Finally allowed inside the building in front of us, me quite unaware of what was going on as I fought through the pain in my mouth, I didn't notice when I was sat down again. I looked to the man in front of me once more and saw what looked like a branding iron in his hands. He asked me a number of questions, and then suddenly grabbed my arm and began to carve a set of numbers into it. I bit through my tongue, determined not to scream, and soon heard my 'kid brother' lose that battle. With that, we finally entered Auschwitz, passing under its gates and noticing the words above it, "Arbeit Macht Frei" (Work Brings Freedom).
Looking at my grandchildren today, I realize that if not for Isaac and Joseph, I would not have survived, and so they would not be sitting here either. We spent the remainder of the War in Auschwitz, battling disease, dehumanization, and selections, relying on each other to retain our humanity and keep us alive. We were finally liberated by American soldiers on January 27th, 1945, half dead and clinging to rumors that Hitler was losing ground. I was 15 when the Americans broke into Auschwitz, raiding the hospitals where the three of us had taken up residence when the Nazis blew up the 'ovens' and forced those who could walk to make the death runs away from the camps.
My oldest asked what happened in the camps, but that is another story, one for when he and his brothers are much older. His father Matthew and his uncles, James and John, have only recently heard my tales, and perhaps it will be up to them to keep our history alive, as I kept the twins and our 'baby brother' alive in my sons. All I tell them is that when the Americans came, they separated the lot of us into different vehicles to be transported to hospitals. They loaded me onto one of their jeeps, and were about to take off when Isaac cried out that he didn't want to be separated from his brother.
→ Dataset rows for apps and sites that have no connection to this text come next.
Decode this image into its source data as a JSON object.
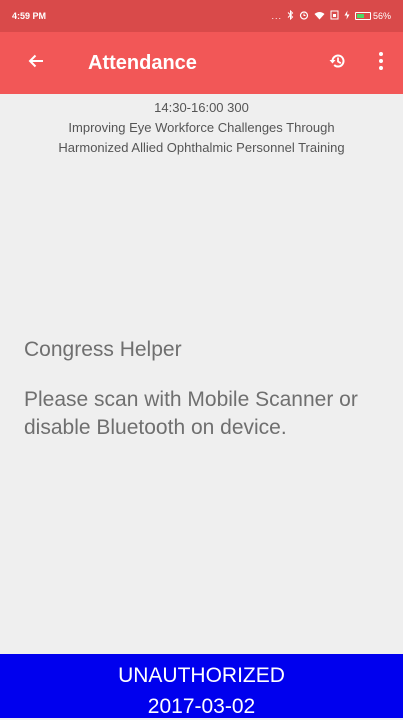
{
  "status_bar": {
    "time": "4:59 PM",
    "signal_dots": "...",
    "battery_text": "56%",
    "battery_level": 0.56,
    "icons": [
      "bluetooth-icon",
      "alarm-icon",
      "wifi-icon",
      "sim-icon",
      "charging-icon",
      "battery-icon"
    ]
  },
  "toolbar": {
    "title": "Attendance",
    "back_icon": "arrow-left-icon",
    "history_icon": "history-icon",
    "more_icon": "more-vertical-icon"
  },
  "session": {
    "time_room": "14:30-16:00 300",
    "title_line1": "Improving Eye Workforce Challenges Through",
    "title_line2": "Harmonized Allied Ophthalmic Personnel Training"
  },
  "message": {
    "helper": "Congress Helper",
    "instruction": "Please scan with Mobile Scanner or disable Bluetooth on device."
  },
  "footer": {
    "status": "UNAUTHORIZED",
    "date": "2017-03-02"
  },
  "colors": {
    "status_bar": "#d94a4a",
    "toolbar": "#f25757",
    "background": "#efefef",
    "footer": "#0000ee"
  }
}
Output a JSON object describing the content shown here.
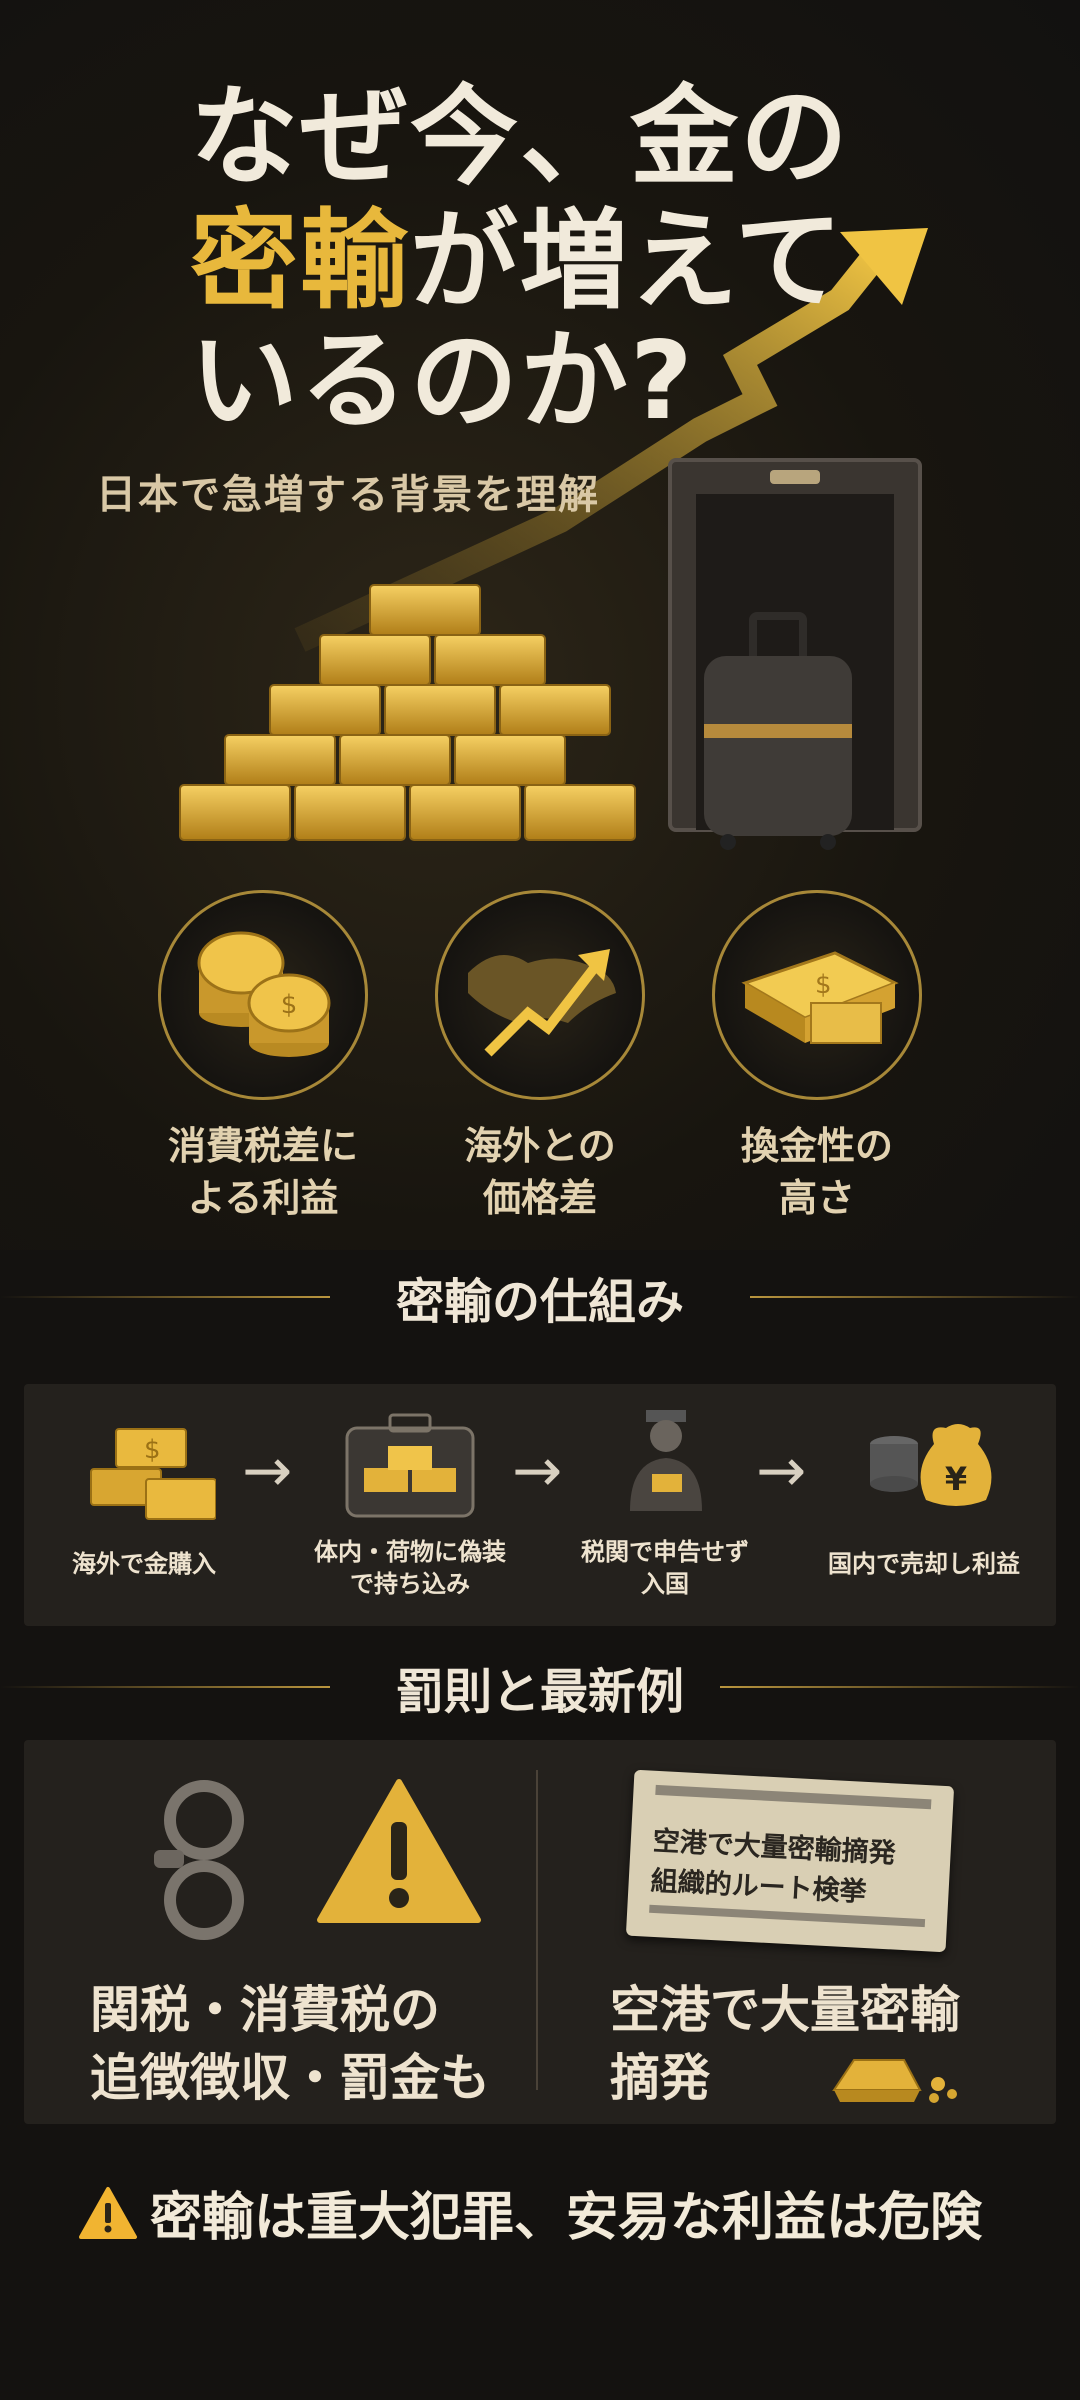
{
  "title": {
    "line1": "なぜ今、金の",
    "line2_highlight": "密輸",
    "line2_rest": "が増えて",
    "line3": "いるのか?"
  },
  "subtitle": "日本で急増する背景を理解",
  "features": [
    {
      "icon": "coins-icon",
      "label_line1": "消費税差に",
      "label_line2": "よる利益"
    },
    {
      "icon": "world-price-arrow-icon",
      "label_line1": "海外との",
      "label_line2": "価格差"
    },
    {
      "icon": "cash-bundle-icon",
      "label_line1": "換金性の",
      "label_line2": "高さ"
    }
  ],
  "mechanism": {
    "heading": "密輸の仕組み",
    "steps": [
      {
        "icon": "gold-bars-icon",
        "label_line1": "海外で金購入",
        "label_line2": ""
      },
      {
        "icon": "suitcase-gold-icon",
        "label_line1": "体内・荷物に偽装",
        "label_line2": "で持ち込み"
      },
      {
        "icon": "customs-officer-icon",
        "label_line1": "税関で申告せず",
        "label_line2": "入国"
      },
      {
        "icon": "yen-money-bag-icon",
        "label_line1": "国内で売却し利益",
        "label_line2": ""
      }
    ]
  },
  "penalties": {
    "heading": "罰則と最新例",
    "left_line1": "関税・消費税の",
    "left_line2": "追徴徴収・罰金も",
    "right_line1": "空港で大量密輸",
    "right_line2": "摘発",
    "newspaper_line1": "空港で大量密輸摘発",
    "newspaper_line2": "組織的ルート検挙"
  },
  "warning": "密輸は重大犯罪、安易な利益は危険",
  "colors": {
    "gold": "#e8b83c",
    "background": "#141210",
    "panel": "#24211d"
  }
}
The men stopped and crowded him on, preparing to leave again when I caught sight of Joe, alone and wandering among the soldiers.
"Wait, he's our brother too."
Ayer, Eleanor. In the Ghettos: Teens who Survived. New York: Rosen Publishing Group, 1999.
Children of the Holocaust Statistics. , June 6, 2001.
Dekel, Sheila. Children of the Flames. New York: Penguin Books, 1992.
The Holocaust Chronicle. Lincolnwood: Publications International, 2000.
Stein, R. Warsaw Ghetto. Chicago: Children's Press, 1985.
United States Holocaust Memorial Museum. The History of the Kovno Ghetto. New York: Little Brown and Company, 1997.